A group of volunteers in Bobcaygeon is working to restore a local historical landmark and are seeking community donations to help fund the project.
When European settlers arrived in Ontario in the 19th century, they brought with them the ancient tradition of dry stone walls — walls constructed from stones without any mortar to hold them together.
Very few dry stone walls are left standing in the Kawarthas, with one notable exception being the Edgewood dry stone wall at 28 Boyd Street in Bobcaygeon.
The wall was commissioned by W.T.C. “Willy” Boyd, the son of 19th-century lumber baron Mossom Boyd, as an aesthetic wall around the family’s former Edgewood estate built in 1891.
While the estate itself was demolished in 2005 (Case Manor long-term care home now stands in its place), a 400-foot stretch of the dry stone wall along Boyd Street remains intact, although sections of the wall are deteriorating and require repair.
In 2020, a group of volunteers known as Environmental Action Bobcaygeon was successful in having the wall protected through a heritage designation, and is now working to restore the wall this summer for its 130th milestone anniversary.
The group has engaged John Shaw Rimmington — a renowned dry stone wall builder and teacher who is also president of the Dry Stone Walling Across Canada organization — to work on the project and to train some volunteers.
While Environmental Action Bobcaygeon has already received several grants and donations towards the estimated $70,000 project cost, including $10,000 from the Bobcaygeon Horticultural Society, it is seeking community donations to the Edgewood Stone Wall Fund at www.edgewoodstonewall.com.

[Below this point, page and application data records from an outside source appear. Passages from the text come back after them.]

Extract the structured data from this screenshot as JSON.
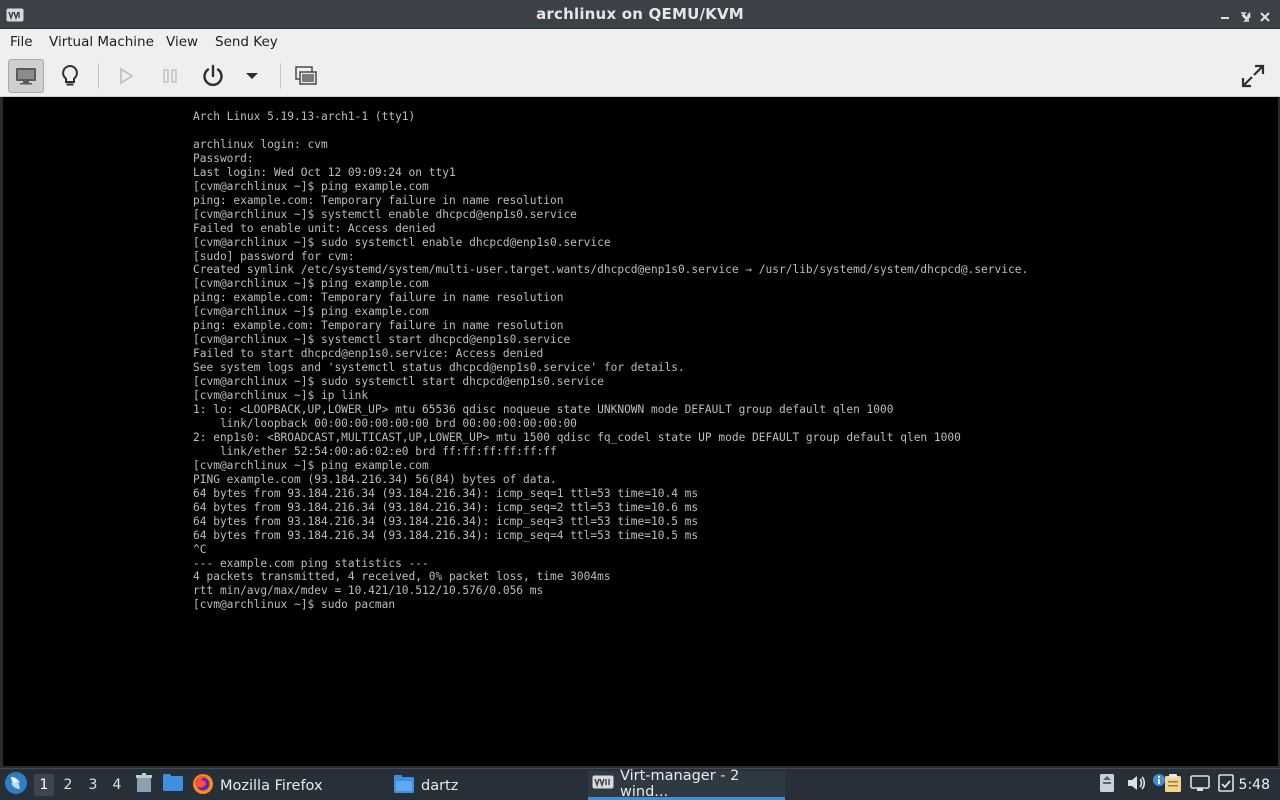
{
  "window": {
    "title": "archlinux on QEMU/KVM",
    "icon": "virt-manager-icon"
  },
  "menubar": {
    "items": [
      "File",
      "Virtual Machine",
      "View",
      "Send Key"
    ]
  },
  "toolbar": {
    "buttons": [
      {
        "icon": "console-monitor-icon",
        "active": true
      },
      {
        "icon": "lightbulb-details-icon",
        "active": false
      },
      {
        "icon": "play-run-icon",
        "disabled": true
      },
      {
        "icon": "pause-icon",
        "disabled": true
      },
      {
        "icon": "power-icon",
        "active": false
      },
      {
        "icon": "dropdown-arrow-icon",
        "active": false
      },
      {
        "icon": "snapshots-icon",
        "active": false
      },
      {
        "icon": "fullscreen-icon",
        "active": false
      }
    ]
  },
  "console": {
    "lines": [
      "Arch Linux 5.19.13-arch1-1 (tty1)",
      "",
      "archlinux login: cvm",
      "Password:",
      "Last login: Wed Oct 12 09:09:24 on tty1",
      "[cvm@archlinux ~]$ ping example.com",
      "ping: example.com: Temporary failure in name resolution",
      "[cvm@archlinux ~]$ systemctl enable dhcpcd@enp1s0.service",
      "Failed to enable unit: Access denied",
      "[cvm@archlinux ~]$ sudo systemctl enable dhcpcd@enp1s0.service",
      "[sudo] password for cvm:",
      "Created symlink /etc/systemd/system/multi-user.target.wants/dhcpcd@enp1s0.service → /usr/lib/systemd/system/dhcpcd@.service.",
      "[cvm@archlinux ~]$ ping example.com",
      "ping: example.com: Temporary failure in name resolution",
      "[cvm@archlinux ~]$ ping example.com",
      "ping: example.com: Temporary failure in name resolution",
      "[cvm@archlinux ~]$ systemctl start dhcpcd@enp1s0.service",
      "Failed to start dhcpcd@enp1s0.service: Access denied",
      "See system logs and 'systemctl status dhcpcd@enp1s0.service' for details.",
      "[cvm@archlinux ~]$ sudo systemctl start dhcpcd@enp1s0.service",
      "[cvm@archlinux ~]$ ip link",
      "1: lo: <LOOPBACK,UP,LOWER_UP> mtu 65536 qdisc noqueue state UNKNOWN mode DEFAULT group default qlen 1000",
      "    link/loopback 00:00:00:00:00:00 brd 00:00:00:00:00:00",
      "2: enp1s0: <BROADCAST,MULTICAST,UP,LOWER_UP> mtu 1500 qdisc fq_codel state UP mode DEFAULT group default qlen 1000",
      "    link/ether 52:54:00:a6:02:e0 brd ff:ff:ff:ff:ff:ff",
      "[cvm@archlinux ~]$ ping example.com",
      "PING example.com (93.184.216.34) 56(84) bytes of data.",
      "64 bytes from 93.184.216.34 (93.184.216.34): icmp_seq=1 ttl=53 time=10.4 ms",
      "64 bytes from 93.184.216.34 (93.184.216.34): icmp_seq=2 ttl=53 time=10.6 ms",
      "64 bytes from 93.184.216.34 (93.184.216.34): icmp_seq=3 ttl=53 time=10.5 ms",
      "64 bytes from 93.184.216.34 (93.184.216.34): icmp_seq=4 ttl=53 time=10.5 ms",
      "^C",
      "--- example.com ping statistics ---",
      "4 packets transmitted, 4 received, 0% packet loss, time 3004ms",
      "rtt min/avg/max/mdev = 10.421/10.512/10.576/0.056 ms",
      "[cvm@archlinux ~]$ sudo pacman"
    ]
  },
  "taskbar": {
    "workspaces": [
      "1",
      "2",
      "3",
      "4"
    ],
    "current_workspace": "1",
    "tasks": [
      {
        "label": "Mozilla Firefox",
        "icon": "firefox-icon"
      },
      {
        "label": "dartz",
        "icon": "folder-icon"
      },
      {
        "label": "Virt-manager - 2 wind...",
        "icon": "virt-manager-icon",
        "active": true
      }
    ],
    "tray_icons": [
      "removable-drive-icon",
      "volume-icon",
      "info-notification-icon",
      "clipboard-icon",
      "network-icon",
      "updates-icon"
    ],
    "clock": "5:48"
  },
  "colors": {
    "titlebar_bg": "#3c4047",
    "menubar_bg": "#efefef",
    "console_bg": "#000000",
    "console_fg": "#bcbcbc",
    "taskbar_bg": "#273038",
    "accent": "#3c8fd8"
  }
}
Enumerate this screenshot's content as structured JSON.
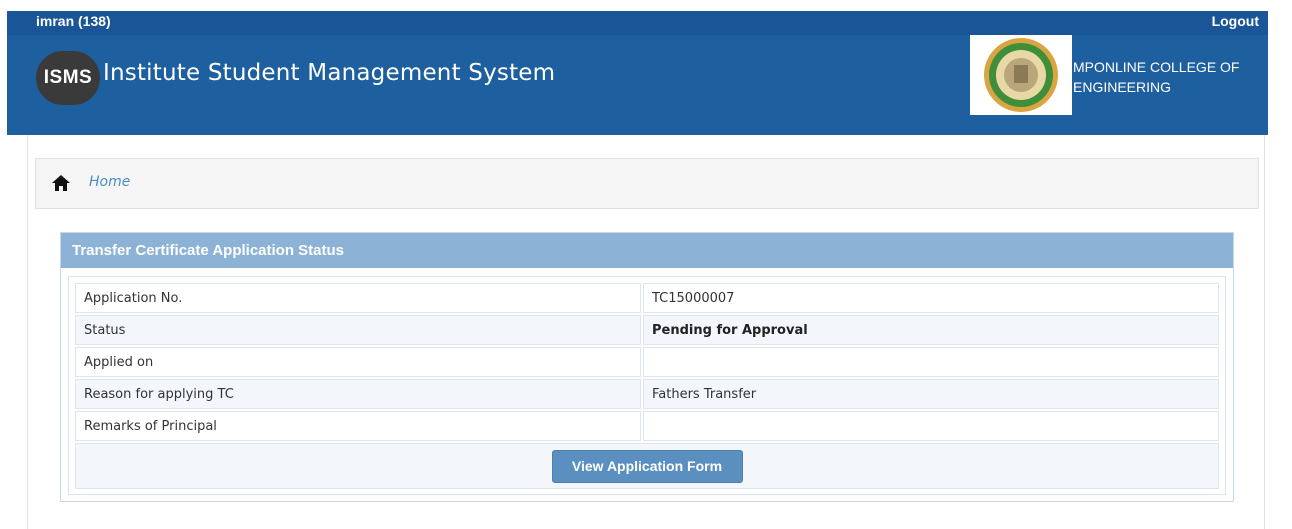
{
  "topbar": {
    "user": "imran  (138)",
    "logout": "Logout"
  },
  "header": {
    "logo_text": "ISMS",
    "app_title": "Institute Student Management System",
    "college_name": "MPONLINE COLLEGE OF ENGINEERING"
  },
  "breadcrumb": {
    "home": "Home"
  },
  "panel": {
    "title": "Transfer Certificate Application Status",
    "rows": [
      {
        "label": "Application No.",
        "value": "TC15000007"
      },
      {
        "label": "Status",
        "value": "Pending for Approval"
      },
      {
        "label": "Applied on",
        "value": ""
      },
      {
        "label": "Reason for applying TC",
        "value": "Fathers Transfer"
      },
      {
        "label": "Remarks of Principal",
        "value": ""
      }
    ],
    "button": "View Application Form"
  },
  "colors": {
    "topbar": "#1a5597",
    "header": "#1d5f9f",
    "panel_header": "#8cb3d6",
    "button": "#5b8fc0",
    "link": "#4c8fbd"
  },
  "icons": {
    "home": "home-icon",
    "emblem": "college-emblem"
  }
}
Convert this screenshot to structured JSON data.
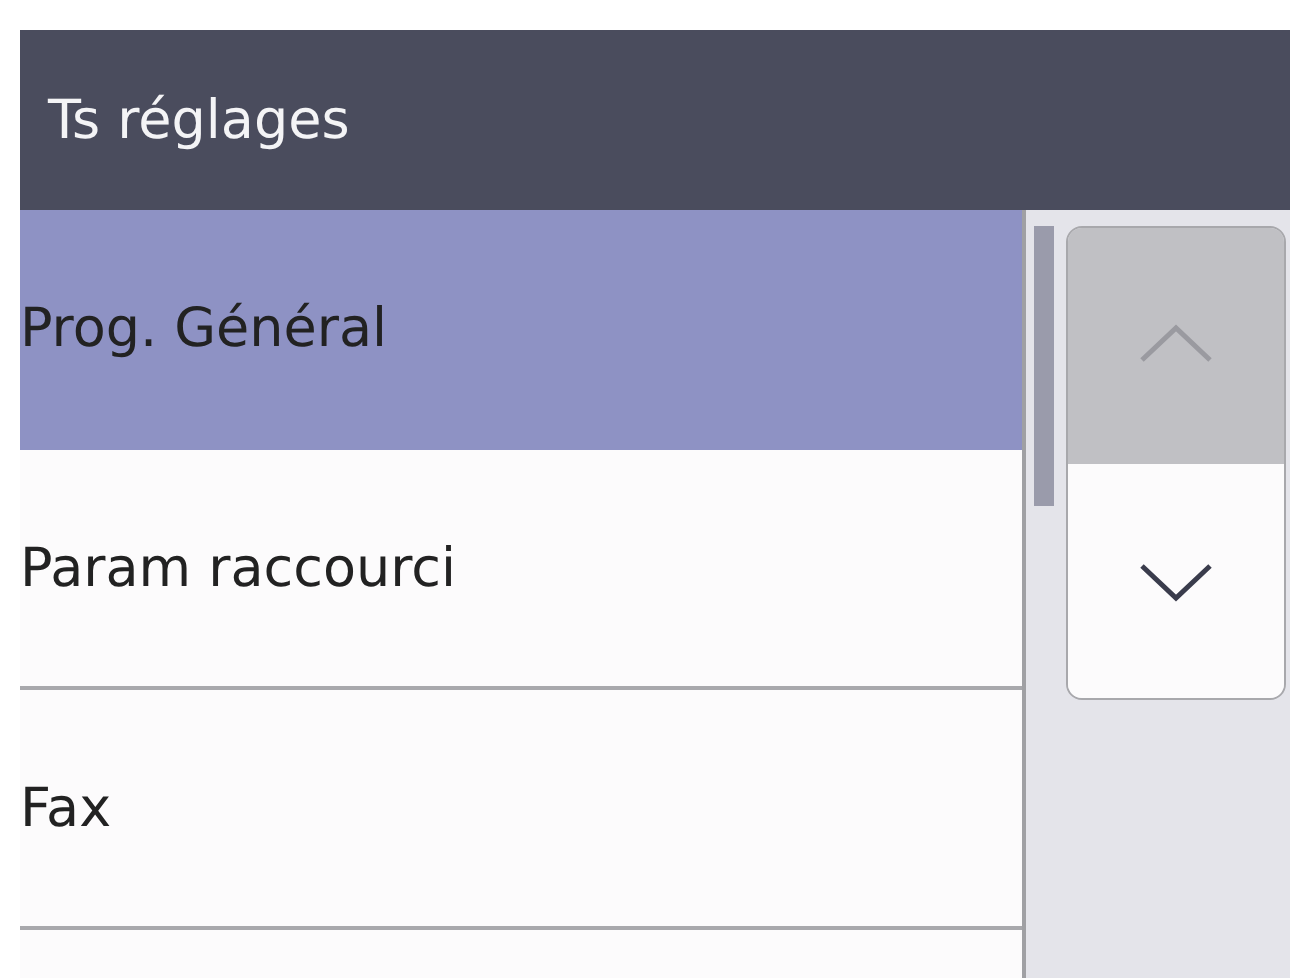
{
  "header": {
    "title": "Ts réglages"
  },
  "items": [
    {
      "label": "Prog. Général",
      "selected": true
    },
    {
      "label": "Param raccourci",
      "selected": false
    },
    {
      "label": "Fax",
      "selected": false
    }
  ],
  "scroll_buttons": {
    "up": {
      "disabled": true
    },
    "down": {
      "disabled": false
    }
  }
}
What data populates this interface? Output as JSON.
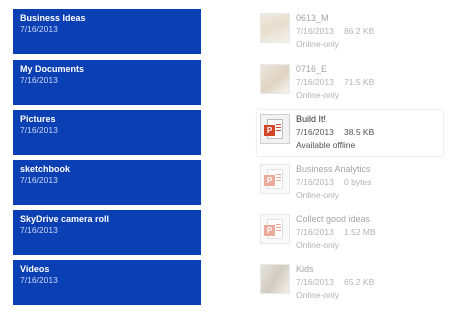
{
  "folders": [
    {
      "name": "Business Ideas",
      "date": "7/16/2013"
    },
    {
      "name": "My Documents",
      "date": "7/16/2013"
    },
    {
      "name": "Pictures",
      "date": "7/16/2013"
    },
    {
      "name": "sketchbook",
      "date": "7/16/2013"
    },
    {
      "name": "SkyDrive camera roll",
      "date": "7/16/2013"
    },
    {
      "name": "Videos",
      "date": "7/16/2013"
    }
  ],
  "files": [
    {
      "name": "0613_M",
      "date": "7/16/2013",
      "size": "86.2 KB",
      "status": "Online-only",
      "icon": "photo-thumbnail-icon"
    },
    {
      "name": "0716_E",
      "date": "7/16/2013",
      "size": "71.5 KB",
      "status": "Online-only",
      "icon": "photo-thumbnail-icon"
    },
    {
      "name": "Build It!",
      "date": "7/16/2013",
      "size": "38.5 KB",
      "status": "Available offline",
      "icon": "powerpoint-file-icon"
    },
    {
      "name": "Business Analytics",
      "date": "7/16/2013",
      "size": "0 bytes",
      "status": "Online-only",
      "icon": "powerpoint-file-icon"
    },
    {
      "name": "Collect good ideas",
      "date": "7/16/2013",
      "size": "1.52 MB",
      "status": "Online-only",
      "icon": "powerpoint-file-icon"
    },
    {
      "name": "Kids",
      "date": "7/16/2013",
      "size": "65.2 KB",
      "status": "Online-only",
      "icon": "photo-thumbnail-icon"
    }
  ],
  "colors": {
    "folder_tile": "#0b3fb4",
    "ppt_accent": "#d24726"
  }
}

“Now is the time for Bobcaygeon to come together again to help restore and protect the Edgewood wall from further erosion and damage,” says campaign lead Ann Adare. “You can donate to the project at four levels, each representative of one of the unique aspects of dry stone wall construction. All donors will be recognized for their contributions over $25, no matter what level.”
Building a dry stone wall (also known as a drystack wall) requires a high degree of skill as the builder need to fit stones together in such a way that they are kept in place and the wall remains stable. Common in Britain, Scotland, and Ireland, dry stone walls were usually built using field stone by farmers in rural areas for livestock fencing or to mark property boundaries.
The Edgewood stone wall is an example of a double stack wall, the most common type of dry stone wall. Flat stones are used to create two separate walls, with larger stones spanning the two walls to add strength and stability.
The voids between the two walls are filled with smaller stones called hearting stone, with cap stones (also known as cope stones) placed at the top of the finished triangular-shaped wall.
In 2018, UNESCO added the art of dry stone wall construction to its Representative List of the Intangible Cultural Heritage of Humanity, in part stating “Such structures testify to the methods and practices used by people from prehistory to today to organize their living and working space by optimising local natural and human resources.”
In the 19th century, it was common for wealthy families such as the Boyds to construct large estates with picturesque landscape design reflecting a rustic aesthetic, including dry stone walls. Both W.T.C. Boyd’s Edgewood estate and his father’s adjacent estate featured dry stone walls as part of the landscape design.
The Edgewood estate was designed by Peterborough architect John E. Belcher, a friend of the Boyd family, who may also have been involved in the landscape design. While it is unknown who actually built the dry stone wall, it’s believed the Boyd family brought over a stone mason from Scotland.
It’s also believed some of the stone used for the wall came from the construction of the Trent Severn Canal, and that the Boyd family paid local farmers $1 for every load of stone they brought to the Edgewood site.
“With our community’s help, we can ensure our important and beautiful structures live on and preserve our history for future generations,” says Environmental Action Bobcaygeon co-president Richard Fedy.
Environmental Action Bobcaygeon is working in partnership with the Community Foundation of Kawartha Lakes to facilitate community donations. The foundation is providing financial management and team expertise to assist with fundraising efforts for the restoration project.
As some stones have been lost over the years, the restoration project will need additional stone to restore the wall.
The current owners of the Mossum Boyd property have donated some of the stone from the dry stone walls around their property, which have largely deteriorated, so the heritage of the Edgewood wall can be maintained.